So I was thinking about pi and my question was this: In year 7 maths we find out that the diameter of a circle multiplied by pi equals the circle’s circumference, right? But how can an infinite such as pi number give a finite answer?
I asked the guy who did a really cool Tedtalk about maths, Roger Antonsen, and he was kind enough to answer. He explained that pi isn’t infinite, it is a finite number, and “do you mean how the numbers continue on without repeating themselves?”
I dunno. I dunno if that’s what I mean.
I just confirmed with my son who said, “It’s not an infinite number. It’s just a very, very accurate number. You think of it as infinite because the numbers beyond the decimal point are infinite, but pi itself is not infinite.”
Ok I get it now, nerd-boy.
Speaking of nerd-boys, Roger also quickly translated one of his blogposts about pi into English for me, too, which did provide more insight. (Crazy smart people who can “quickly translate” things…). You can find it here.

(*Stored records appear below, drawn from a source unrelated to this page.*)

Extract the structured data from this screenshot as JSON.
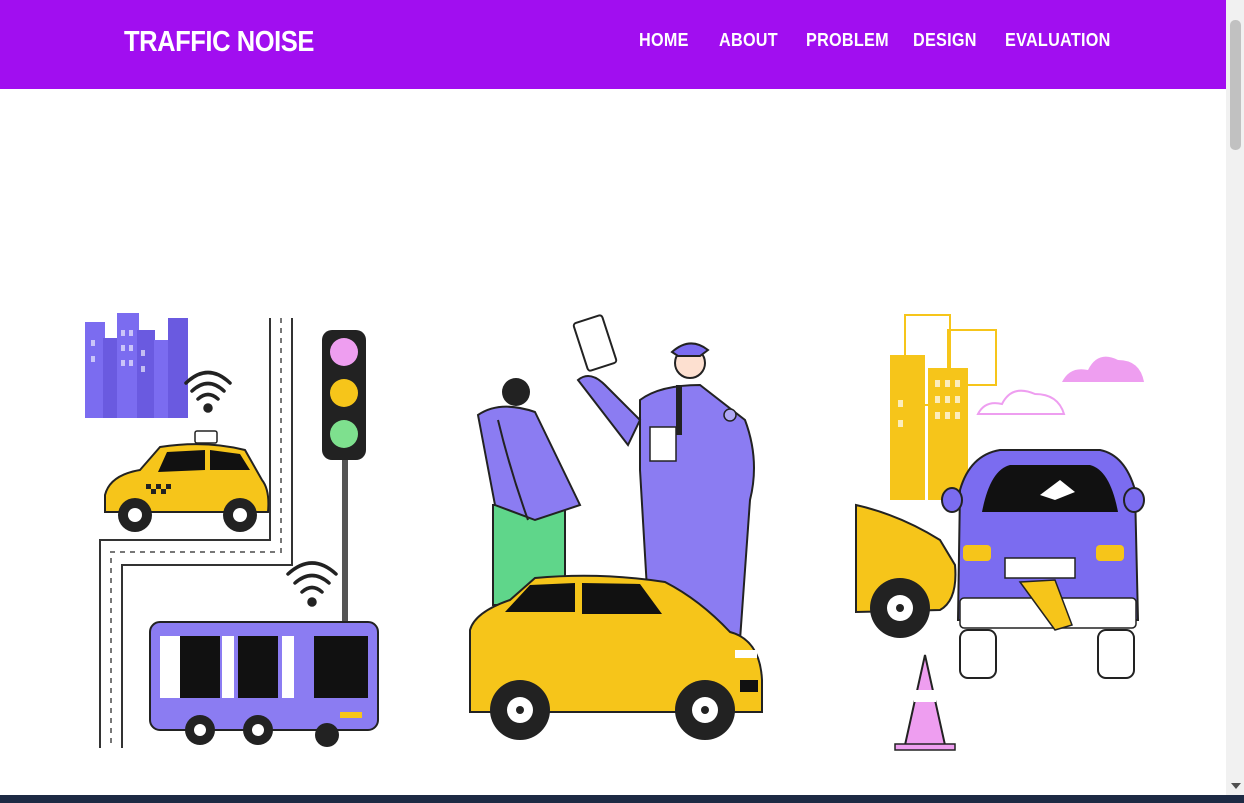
{
  "nav": {
    "brand": "TRAFFIC NOISE",
    "links": [
      "HOME",
      "ABOUT",
      "PROBLEM",
      "DESIGN",
      "EVALUATION"
    ]
  },
  "hero": {
    "illustrations": [
      "city-traffic-illustration",
      "police-officer-illustration",
      "car-crash-illustration"
    ]
  },
  "colors": {
    "navbar": "#a10ef0",
    "accent_purple": "#7b6cf0",
    "accent_yellow": "#f6c51a",
    "pink": "#ee9ef0"
  }
}
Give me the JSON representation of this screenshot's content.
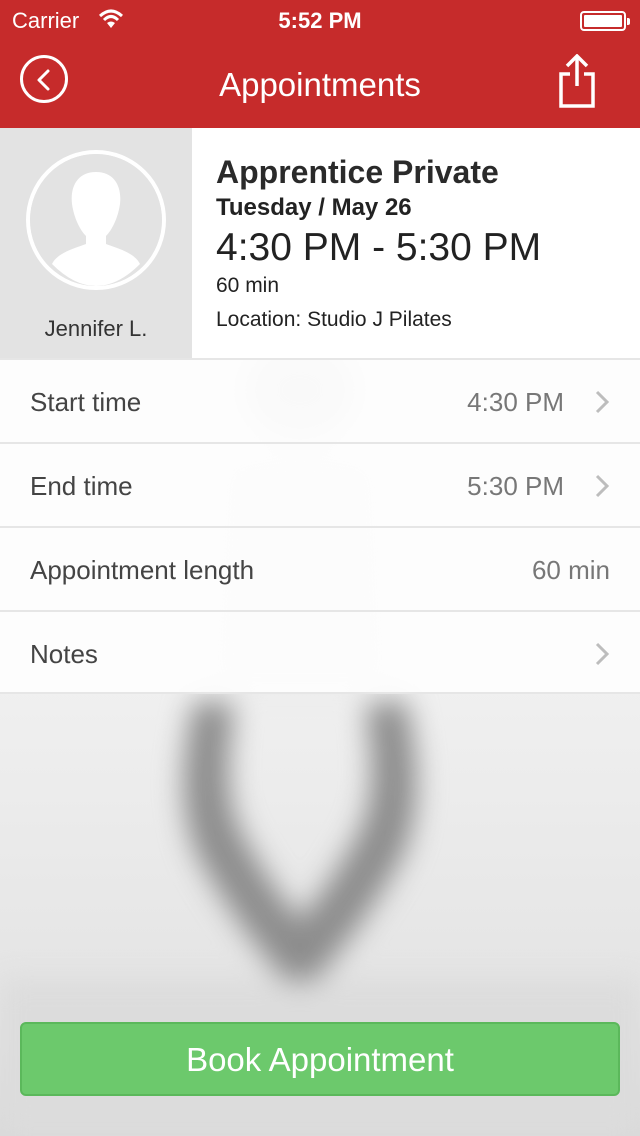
{
  "status_bar": {
    "carrier": "Carrier",
    "time": "5:52 PM"
  },
  "header": {
    "title": "Appointments",
    "back_icon": "chevron-left-circle-icon",
    "share_icon": "share-icon",
    "color": "#c62b2b"
  },
  "profile": {
    "name": "Jennifer L.",
    "avatar_icon": "person-silhouette-icon"
  },
  "appointment": {
    "class_name": "Apprentice Private",
    "date": "Tuesday / May 26",
    "time_range": "4:30 PM - 5:30 PM",
    "duration": "60 min",
    "location": "Location: Studio J Pilates"
  },
  "rows": [
    {
      "label": "Start time",
      "value": "4:30 PM",
      "has_arrow": true
    },
    {
      "label": "End time",
      "value": "5:30 PM",
      "has_arrow": true
    },
    {
      "label": "Appointment length",
      "value": "60 min",
      "has_arrow": false
    },
    {
      "label": "Notes",
      "value": "",
      "has_arrow": true
    }
  ],
  "book_button": {
    "label": "Book Appointment",
    "color": "#6cc96c"
  }
}
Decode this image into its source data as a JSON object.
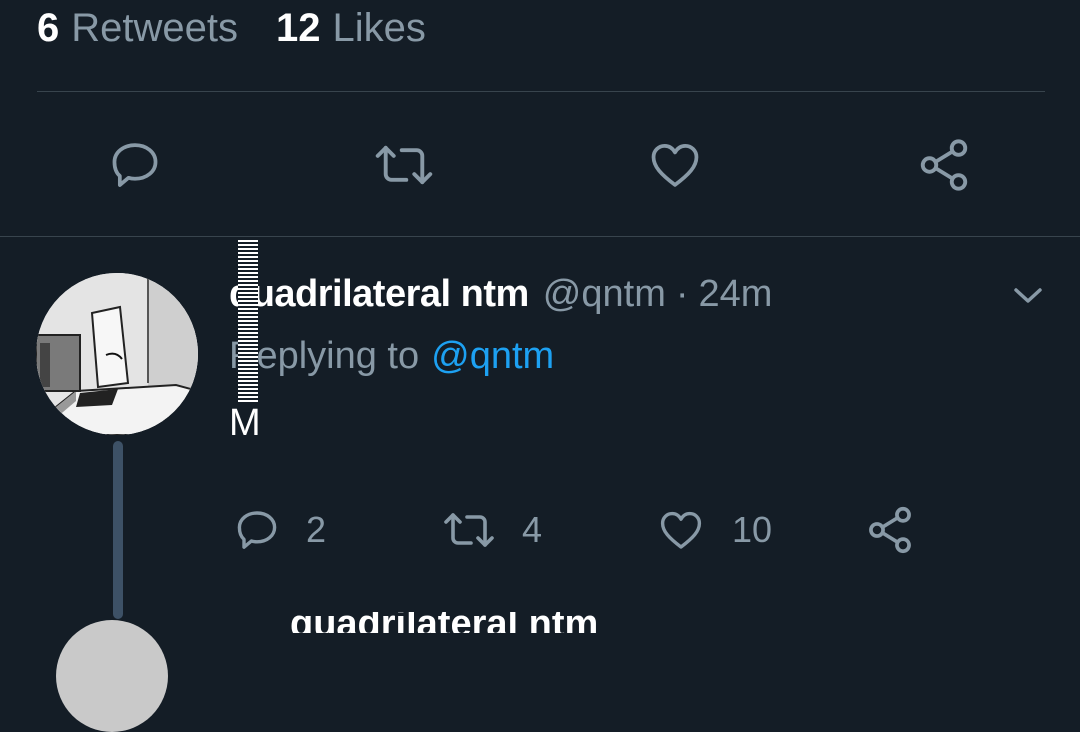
{
  "stats": {
    "retweets_count": "6",
    "retweets_label": "Retweets",
    "likes_count": "12",
    "likes_label": "Likes"
  },
  "main_actions": [
    "reply-icon",
    "retweet-icon",
    "like-icon",
    "share-icon"
  ],
  "reply": {
    "name": "quadrilateral ntm",
    "handle": "@qntm",
    "separator": "·",
    "time": "24m",
    "replying_label": "Replying to",
    "replying_handle": "@qntm",
    "text": "M",
    "reply_count": "2",
    "retweet_count": "4",
    "like_count": "10"
  },
  "colors": {
    "background": "#141d26",
    "secondary_text": "#8899a6",
    "link": "#1da1f2",
    "divider": "#38444d",
    "thread_line": "#3d5166"
  }
}
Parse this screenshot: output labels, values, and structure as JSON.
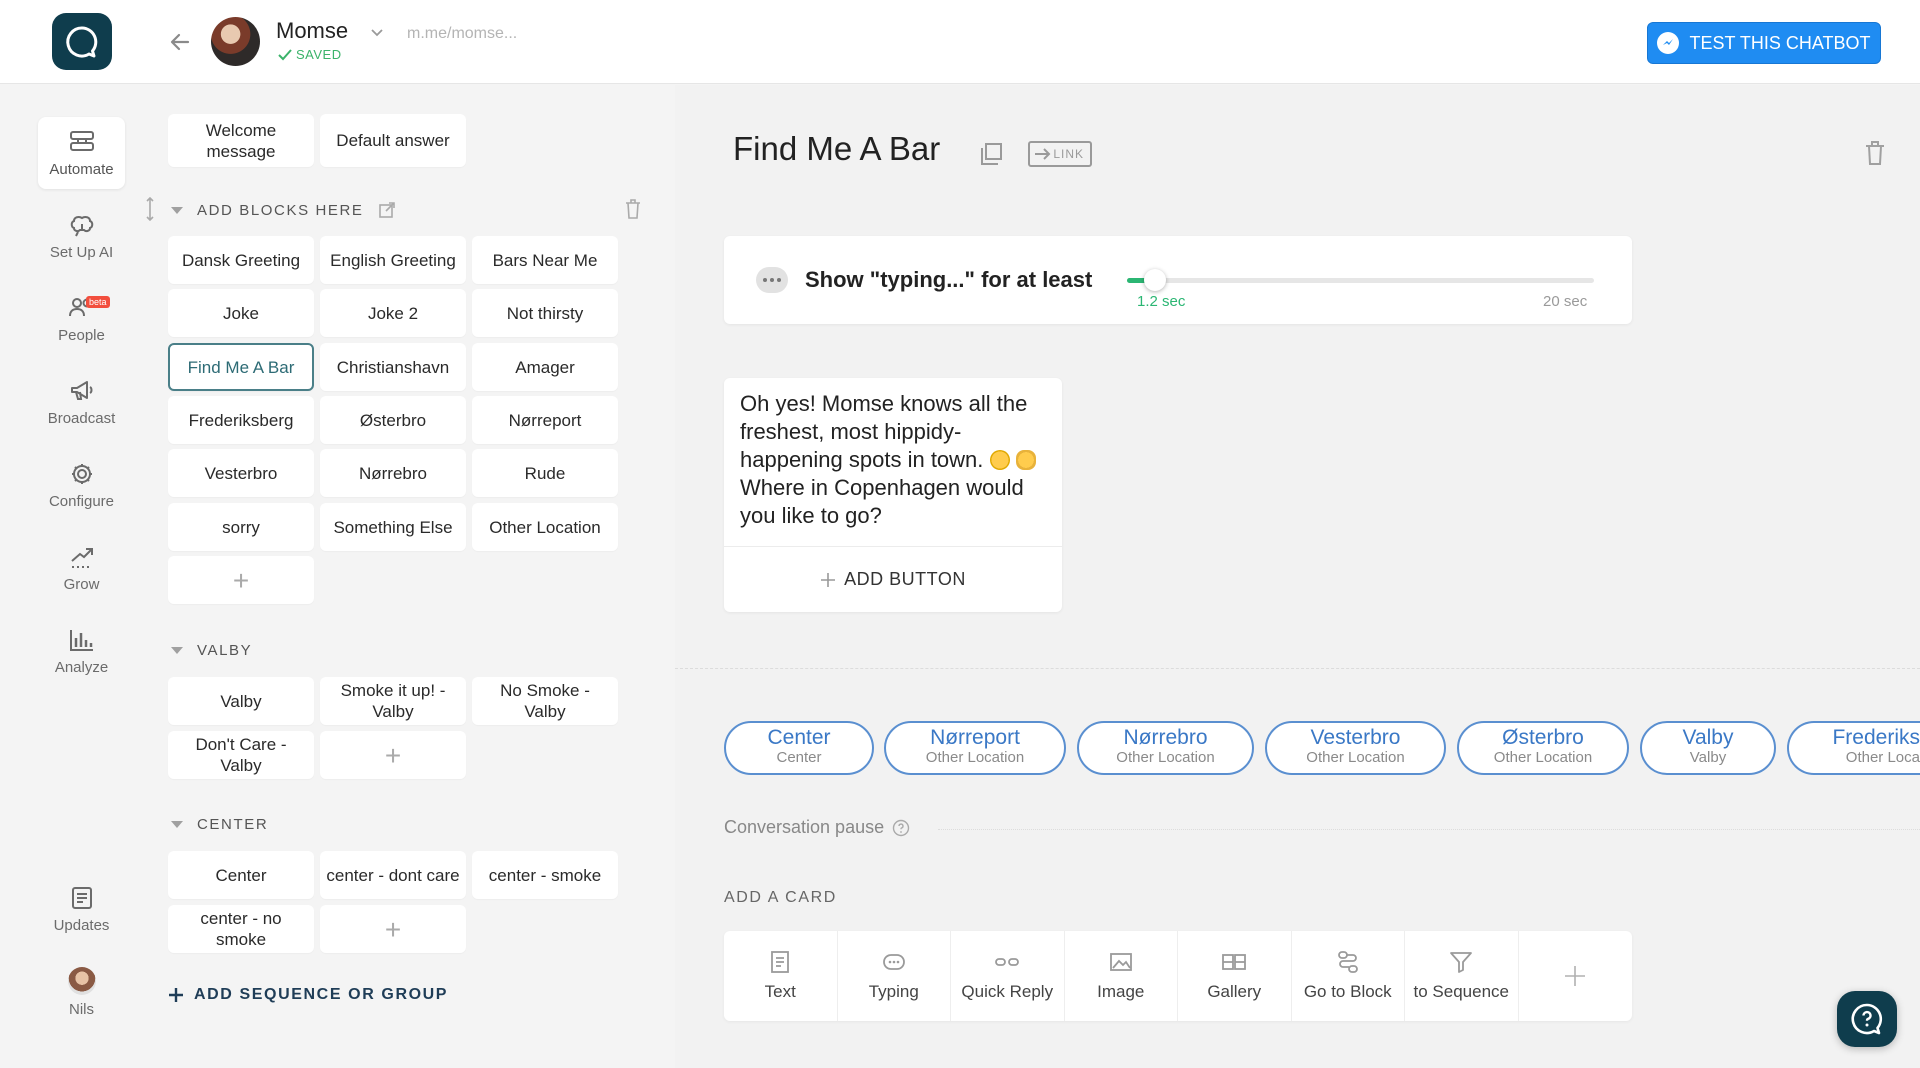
{
  "header": {
    "bot_name": "Momse",
    "saved_label": "SAVED",
    "bot_link": "m.me/momse...",
    "test_button": "TEST THIS CHATBOT"
  },
  "nav": {
    "items": [
      {
        "label": "Automate",
        "icon": "automate-icon",
        "active": true
      },
      {
        "label": "Set Up AI",
        "icon": "brain-icon"
      },
      {
        "label": "People",
        "icon": "people-icon",
        "badge": "beta"
      },
      {
        "label": "Broadcast",
        "icon": "megaphone-icon"
      },
      {
        "label": "Configure",
        "icon": "gear-icon"
      },
      {
        "label": "Grow",
        "icon": "grow-icon"
      },
      {
        "label": "Analyze",
        "icon": "bar-chart-icon"
      }
    ],
    "updates": "Updates",
    "user": "Nils"
  },
  "blocks": {
    "fixed": [
      "Welcome message",
      "Default answer"
    ],
    "group_main": {
      "title": "ADD BLOCKS HERE",
      "items": [
        "Dansk Greeting",
        "English Greeting",
        "Bars Near Me",
        "Joke",
        "Joke 2",
        "Not thirsty",
        "Find Me A Bar",
        "Christianshavn",
        "Amager",
        "Frederiksberg",
        "Østerbro",
        "Nørreport",
        "Vesterbro",
        "Nørrebro",
        "Rude",
        "sorry",
        "Something Else",
        "Other Location"
      ]
    },
    "group_valby": {
      "title": "VALBY",
      "items": [
        "Valby",
        "Smoke it up! - Valby",
        "No Smoke - Valby",
        "Don't Care - Valby"
      ]
    },
    "group_center": {
      "title": "CENTER",
      "items": [
        "Center",
        "center - dont care",
        "center - smoke",
        "center - no smoke"
      ]
    },
    "add_sequence": "ADD SEQUENCE OR GROUP"
  },
  "editor": {
    "title": "Find Me A Bar",
    "link_label": "LINK",
    "typing": {
      "label": "Show \"typing...\" for at least",
      "value": "1.2 sec",
      "max": "20 sec",
      "fraction": 0.06
    },
    "message": {
      "line1": "Oh yes! Momse knows all the freshest, most hippidy-happening spots in town.",
      "line2": "Where in Copenhagen would you like to go?",
      "add_button": "ADD BUTTON"
    },
    "quick_replies": [
      {
        "title": "Center",
        "sub": "Center"
      },
      {
        "title": "Nørreport",
        "sub": "Other Location"
      },
      {
        "title": "Nørrebro",
        "sub": "Other Location"
      },
      {
        "title": "Vesterbro",
        "sub": "Other Location"
      },
      {
        "title": "Østerbro",
        "sub": "Other Location"
      },
      {
        "title": "Valby",
        "sub": "Valby"
      },
      {
        "title": "Frederiks",
        "sub": "Other Loca"
      }
    ],
    "pause_label": "Conversation pause",
    "add_card_label": "ADD A CARD",
    "card_types": [
      "Text",
      "Typing",
      "Quick Reply",
      "Image",
      "Gallery",
      "Go to Block",
      "to Sequence"
    ]
  },
  "colors": {
    "brand": "#0f3d4d",
    "accent_blue": "#1f8cf2",
    "saved_green": "#3bb36a",
    "quick_reply_border": "#5a8fd0"
  }
}
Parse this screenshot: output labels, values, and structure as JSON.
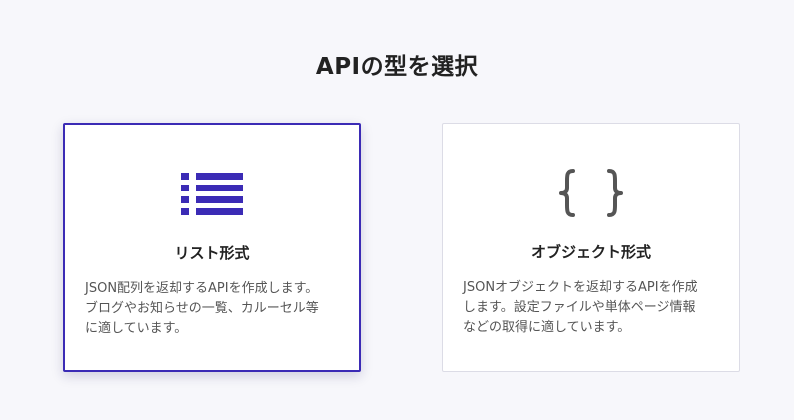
{
  "page": {
    "title": "APIの型を選択"
  },
  "cards": [
    {
      "title": "リスト形式",
      "description": "JSON配列を返却するAPIを作成します。\nブログやお知らせの一覧、カルーセル等\nに適しています。",
      "icon": "list-icon",
      "selected": true
    },
    {
      "title": "オブジェクト形式",
      "description": "JSONオブジェクトを返却するAPIを作成\nします。設定ファイルや単体ページ情報\nなどの取得に適しています。",
      "icon": "curly-braces-icon",
      "selected": false
    }
  ],
  "colors": {
    "accent": "#3b2bb5",
    "icon_gray": "#555555",
    "background": "#f7f7fb"
  }
}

What I found really helpful is that he explained it is just a ratio. That’s when I had a little lightbulb moment. Of course it’s just a ratio! I told you I’m not overly smart, and also I went to a terribly crappy high school, and this is completely obvious when you think about it.
Circumference/Diameter = Pi.
It’s not that a never-ending number is giving us a whole number, rather that whole numbers as a ratio (circumference and diameter) are always giving us that same never ending number. It is because of this that the opposite can be true. I’m not sure if this makes sense, but this is how my brain finally gets it.
It also makes me think that when we use pi to calculate a circumference, the answer would never be 100% accurate (but close enough) since pi – as stored in the calculator – could never be complete.
On the other hand, whenever we use the circumference/diameter of any circle to get pi, pi is always accurate but our calculators would not be capable of showing it.
Pi is cool, when you think about it. Not because it goes on forever but the fact that every single circle, whether it’s big or small, adheres to the ratio.
Of course, it’s dumb to say that circles “adhere” to anything. They’re just doing their own thing, being circles. And if you think about it even further, numbers aren’t really “real”, but a language we have created to describe what simply just is.
The language of numbers is oddly flawed, too, as evidenced by things like Zeno’s paradox which I wrote about the other day. Zeno’s paradox shows how mathematically, movement can be seen as impossible since there are an infinite number of points we need to move through to get anywhere. If I want to move my arm 10cm, first I need to move it 5cm, 2.5cm, 1.25cm, etc etc, and as you know, I will never get to zero.
If I never get through all the points I must move through, how could I ever possibly move?
Surely it all this means is that maths is not a perfect language. It makes me like maths more, somehow. It’s imperfect just like me. *winks at maths*
The universe is amazing and maths is an example of how we are sitting here within it thinking we could completely figure it all out. It’s like trying to understand the colour purple when you’re actually living inside the colour red – you know nothing but red your whole life, you’ve never seen anything but red.
The way you have to describe purple, when you live in red, is going to be long and convoluted. If you could just step outside the red, you’d understand. But we can’t. This is why we ask weird questions like “where did the big bang start?” which of course makes no sense. You’d have to be outside it not within it – we are the big bang; it didn’t start anywhere within itself.
This is such a small piece of the puzzle (or pie), there is too much to learn and I don’t have enough time.
But today, I finally made peace with pi.